When Travis Beckles surrendered his sawed-off shotgun to a Miami detective, he almost certainly didn’t expect to spark a chain of events that could lead to major changes in the way federal agencies operate.
When Beckles was taken into police custody in 2007, his girlfriend asked authorities to remove his gun from her residence; he directed officers to the weapon, concealed under his girlfriend’s mattress. He was later charged and convicted of one felony count of being in possession of a firearm — Beckles had two prior felony drug convictions. Given these two convictions, the court determined that Beckles was a career offender. The U.S. Sentencing Guidelines (USSG), the set of rules which establish uniform sentencing practices across federal courts, instructed that his sentence should therefore be enhanced.
The court also ruled that Beckles’s possession of the shotgun constituted a “crime of violence,” which, per the USSG, also requires a sentence enhancement. The court ultimately sentenced Beckles to 30 years in prison.
Beckles brought an appeal, Beckles v. U.S., in which he argued that his sentence was wrongly enhanced. He asserted that mere possession of a weapon does not constitute a “crime of violence,” and that his sentence enhancement should therefore be vacated. His appeal was rejected by the 11th Circuit U.S. Court of Appeals. The U.S. Supreme Court agreed to hear his case in late June.
His argument was bolstered when the Supreme Court issued it’s ruling last year in Johnson v. U.S. In that case, the Court found that the phrase “violent felony” — the functional equivalent of the phrase “crime of violence” — as it appears in the Armed Career Criminal Act (ACCA) was unconstitutionally vague. A seven-justice majority led by the late Antonin Scalia reasoned by a due process analysis that the phrase, referred to as the “residual clause,” is poorly defined and leads to arbitrary and capricious application, in violation of the Fifth Amendment’s Due Process Clause.
Beckles made essentially the same argument, arguing that the phrase “crime of violence” in the USSG is as vague as the residual clause of the ACCA, and should therefore be struck down (which, by extension, would vacate Beckles’s additional penalties.)
His argument could have major consequences for the way federal agencies operate.
Strictly speaking, the USSG does not define possession of a sawed-off shotgun as a “crime of violence.” Instead, commentaries on the guidelines provided by the United States Sentencing Commission (USSC) advise that possessing such a weapon should be considered a “crime of violence.” The government argues that those commentaries are subject to Auer deference, and that the Supreme Court must respect their interpretation of the law.
Auer deference is a legal doctrine that requires a court to defer to an agency’s interpretation of its own rules and regulations as long as its interpretation is not “erroneous” or “inconsistent with the regulation.” In Beckles, the government argues that the USSC commentaries are simply the agency’s interpretation of its own regulation (being the guidelines), and that the Court must defer to the USSC.

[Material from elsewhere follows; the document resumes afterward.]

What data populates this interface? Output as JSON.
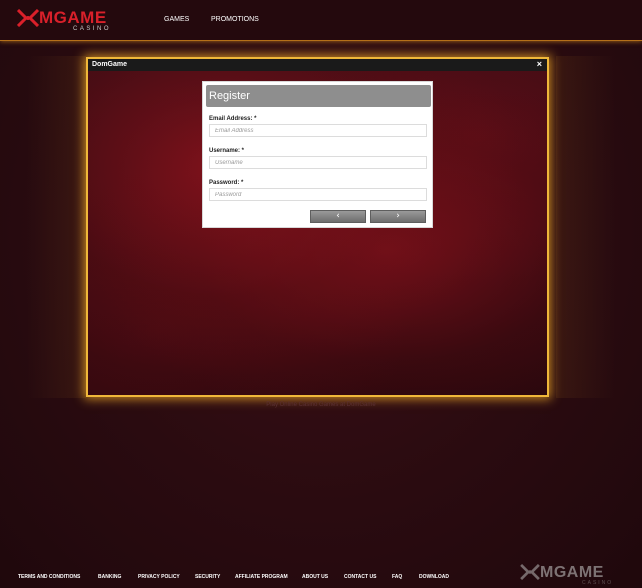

The Auer doctrine looms large in the administrative law scene. The doctrine is regularly invoked by agencies to protect their various activities. The U.S. Department of Labor invoked Auer deference when it announced that mortgage-loan officers were entitled to overtime. The Environmental Protection Agency did the same in requiring companies to obtain permits for water runoff from ditches running parallel to logging roads. It is difficult to overstate how much federal activity is protected by the Auer doctrine.
The Beckles case presents the Supreme Court the opportunity to revisit the Auer doctrine. Though it’s entirely possible the justices may sidestep the issue, opponents of Auer deference have gradually emerged on the high court in recent years. Scalia, the author of the Auer doctrine and a champion of judicial deference, made a thorough case for overturning the practice in 2013 in Decker v. Northwest Environmental Defense Center. Chief Justice John Roberts, and Justices Clarence Thomas and Samuel Alito are also likely to share Scalia’s sympathies.
Furthermore, as Andrew Hessick notes in the Yale Journal on Regulations, the case presents exactly the fact posture critics of agency deference often complain about:
The Commission issued a vague guideline through notice and comment and then set its meaning through an interpretation not subject to those procedures. Further, although they must be the product of notice and comment, the sentencing guidelines are not subject to judicial review when they are promulgated.
In other words, the fact pattern presented in this case is exactly the sort of thing critics of Auer deference complain about. Should the Supreme Court feel so bold, Travis Beckles’s sawed-off shotgun might end up dealing a double-barrel blast to federal agency power.
This report, by Kevin Daley, was cross-posted by arrangement with the Daily Caller News Foundation.